Not doing it. Some managers don't give critical feedback at all. They either let low performers remain on their staff forever, or they fire them out of the blue one day--having given the employees no sense of what was coming.
Doing it too late. Some managers ignore problems as long as possible and don't speak up until it’s become so serious that it's much harder for the employee to recover. Giving regular feedback is part of the job as a manager; those who avoid it are being as negligent as a receptionist who ignores the phone when it rings.
Not being clear enough, either about the problem or its severity. Some managers get so caught up in trying to be tactful that their message gets diluted or lost. And part of that is...
Not explaining consequences. Good managers are clear about potential consequences if problems aren't fixed, explaining that it could impact the person's next raise, jeopardize their job, or whatever the case may be. I've seen managers give lots of feedback to a struggling staff member but never explicitly say that the person's job in jeopardy--so, the staffer ends up shocked when she is ultimately fired. Not only is this unfair to the staffer, who deserves to know the severity of the concerns, but it can create significant anxiety among other employees, who may begin to fear they’re on the verge of being fired every time they receive critical feedback.

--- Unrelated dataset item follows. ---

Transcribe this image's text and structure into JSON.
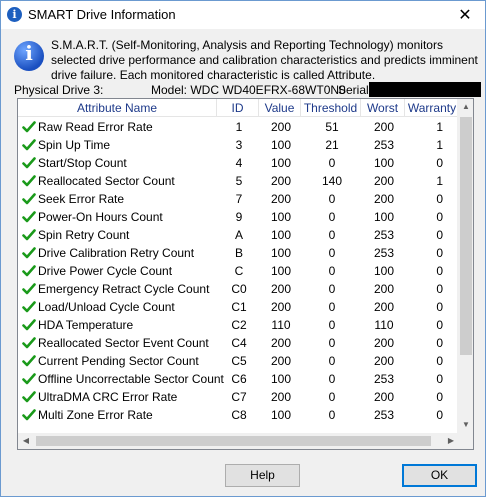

Never having consequences. Rather than setting clear standards and holding people accountable to them, some managers just try to coax and cajole employees into doing something differently. But when there aren't any teeth behind the rules, problems will often continue.

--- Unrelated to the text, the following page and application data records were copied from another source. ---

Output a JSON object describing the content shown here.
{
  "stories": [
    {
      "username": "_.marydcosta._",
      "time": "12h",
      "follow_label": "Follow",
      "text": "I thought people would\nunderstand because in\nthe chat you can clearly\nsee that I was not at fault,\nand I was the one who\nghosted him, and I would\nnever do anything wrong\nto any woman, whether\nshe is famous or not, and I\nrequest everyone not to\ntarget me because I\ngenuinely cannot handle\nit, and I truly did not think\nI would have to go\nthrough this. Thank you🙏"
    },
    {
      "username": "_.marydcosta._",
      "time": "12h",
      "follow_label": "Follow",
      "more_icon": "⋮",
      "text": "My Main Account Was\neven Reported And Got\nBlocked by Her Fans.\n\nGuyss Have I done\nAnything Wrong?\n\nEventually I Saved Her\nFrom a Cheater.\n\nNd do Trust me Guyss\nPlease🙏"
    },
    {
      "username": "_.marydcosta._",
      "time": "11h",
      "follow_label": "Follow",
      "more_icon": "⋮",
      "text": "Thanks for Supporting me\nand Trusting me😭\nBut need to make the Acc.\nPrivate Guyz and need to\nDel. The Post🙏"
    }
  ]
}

Being a jerk. While some bad managers shy away from giving feedback altogether, another type goes in the other direction--they make their feedback personal, and yell at, or demean, the employee. Good managers may sound concerned but rarely angry or hostile. They have a matter-of-fact attitude toward their authority, rather than lording it over their staff.
Not putting the criticism in context. If 99 percent of someone's work is great, a manager addressing the problems with the other 1percent shouldn't make it sound as though the overall great performance has gone unnoticed.
Alison Green is the author of Managing to Change the World: The Nonprofit Leader's Guide to Getting Results. She is chief of staff for the Marijuana Policy Project, a nonprofit lobbying organization, where she oversees day-to-day management of the staff as well as hiring, firing, and staff development. Her writings have been published in the Washington Post, the New York Times, Maxim, and dozens of other newspapers. She blogs at Ask a Manager.